Paradoxically the use of intubation has been associated with increased complications and mortality in cats. Traumatic intubation due to inappropriate anaesthetic depth or large tubes are a likely reason. Increasing the dose of the induction agent and titrating properly until atraumatic intubation is possible is indicated. In cats progressive obstruction of the endotracheal tube often goes unnoticed until almost total respiratory obstruction occurs. Inspection of the tube before intubation (use clear tubes) and careful observation of the respiratory pattern and its changes and the tube itself is indicated. In case of doubt a short disconnection and aspiration from the tube must be done. A cat should never be extubated and left immediately alone to recover. Careful inspection of respiratory pattern and mucous membrane colour will indicate upper respiratory airway obstruction (laryngeal spasm). It has been recently demonstrated that pulse monitoring and monitoring of oxygenation in cats with a pulse oximeter reduces mortality. Similarly upper airway obstruction is likely to occur in brachycephalic breeds. When blood pressure is monitored it is clear that hypotension (mean blood pressure < 60 mmHg) regularly occurs. The measurement obtained by non-invasive methods must always be regarded cautiously and supported by clinical confirmation. Hypotension should be treated first by checking anaesthetic depth and if necessary by reducing its concentration, second by administering fluids (saline, colloids) and in the last place by using inotropic or vasopressor drugs. A physiologically normal lower blood pressure in very young animals must be acknowledged.

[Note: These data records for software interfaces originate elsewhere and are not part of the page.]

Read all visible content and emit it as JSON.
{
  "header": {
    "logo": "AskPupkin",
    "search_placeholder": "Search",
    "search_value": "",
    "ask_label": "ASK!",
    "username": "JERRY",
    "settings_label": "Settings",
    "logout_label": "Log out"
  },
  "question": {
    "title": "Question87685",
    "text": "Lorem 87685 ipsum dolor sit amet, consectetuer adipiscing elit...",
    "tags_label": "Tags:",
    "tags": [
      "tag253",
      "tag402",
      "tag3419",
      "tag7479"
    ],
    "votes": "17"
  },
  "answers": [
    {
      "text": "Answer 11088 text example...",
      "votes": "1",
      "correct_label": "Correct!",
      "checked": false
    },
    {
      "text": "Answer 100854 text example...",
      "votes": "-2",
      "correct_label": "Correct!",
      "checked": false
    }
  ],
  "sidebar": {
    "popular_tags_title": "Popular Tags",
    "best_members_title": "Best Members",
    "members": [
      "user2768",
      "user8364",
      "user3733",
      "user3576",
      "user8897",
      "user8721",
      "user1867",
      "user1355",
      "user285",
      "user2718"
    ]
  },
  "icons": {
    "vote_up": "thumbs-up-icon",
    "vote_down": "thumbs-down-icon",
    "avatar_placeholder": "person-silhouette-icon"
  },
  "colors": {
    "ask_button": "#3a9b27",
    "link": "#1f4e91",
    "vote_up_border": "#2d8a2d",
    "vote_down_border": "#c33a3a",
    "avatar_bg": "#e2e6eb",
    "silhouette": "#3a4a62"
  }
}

Bradycardia regularly occurs during anaesthesia not in the last place caused by opioids and alpha2 agonists (premedication). The degree of bradycardia that can be tolerated depends on the expected normal rate, acknowledgment of the fact that the patient is immobile, the age (very young tolerate bradycardia less), the degree of noxious stimulation, the possibility of acute vagal reflex. Atropine administration can cause undesired side effects (tachycardia, gastrointestinal) and should not be used unnecessarily. In case of alpha2 agonists severe hypertension will be the result. Clinical observation of good pulse quality, peripheral perfusion (CRT) and colour suggests not treating in the first place. A normal end tidal CO2 (capnography) and blood pressure supports this strategy.

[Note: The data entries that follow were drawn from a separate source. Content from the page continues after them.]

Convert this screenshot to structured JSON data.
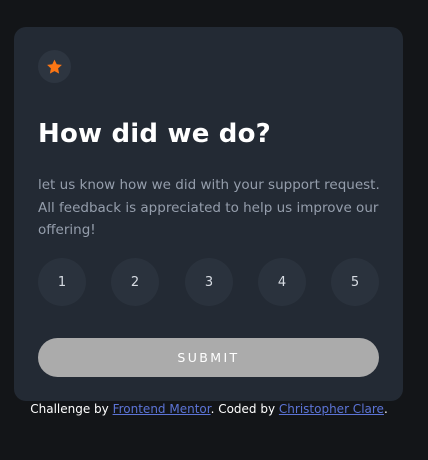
{
  "card": {
    "title": "How did we do?",
    "description": "let us know how we did with your support request. All feedback is appreciated to help us improve our offering!",
    "star_icon": "star-icon",
    "ratings": [
      "1",
      "2",
      "3",
      "4",
      "5"
    ],
    "submit_label": "SUBMIT"
  },
  "attribution": {
    "prefix": "Challenge by ",
    "frontend_mentor": "Frontend Mentor",
    "middle": ". Coded by ",
    "author": "Christopher Clare",
    "suffix": "."
  },
  "colors": {
    "background": "#131518",
    "card": "#232a34",
    "accent": "#fc7614",
    "submit": "#ababab",
    "link": "#5c74d6"
  }
}
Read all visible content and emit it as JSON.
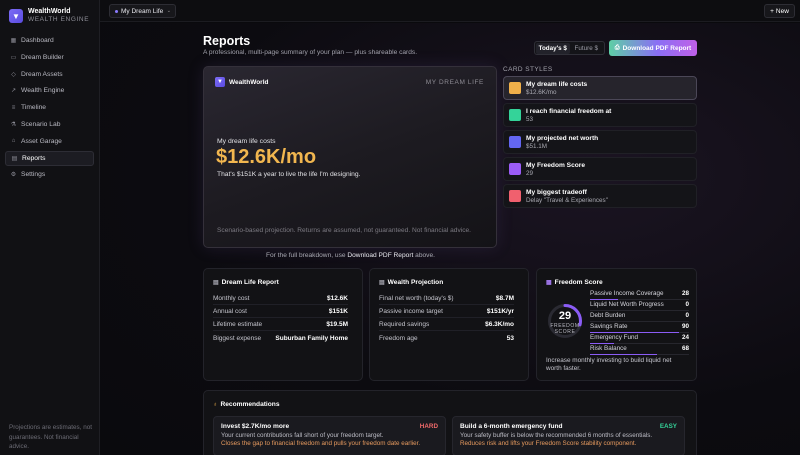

1. Brodbelt, et al. The Veterinary Journal 2009; 182:152
2. Brodbelt, et al. British Journal of Anaesthesia 2007; 99:617
3. Egger C. BSVA Manual of Canine and Feline Anaesthesia and Analgesia, 2007, 2nd ed.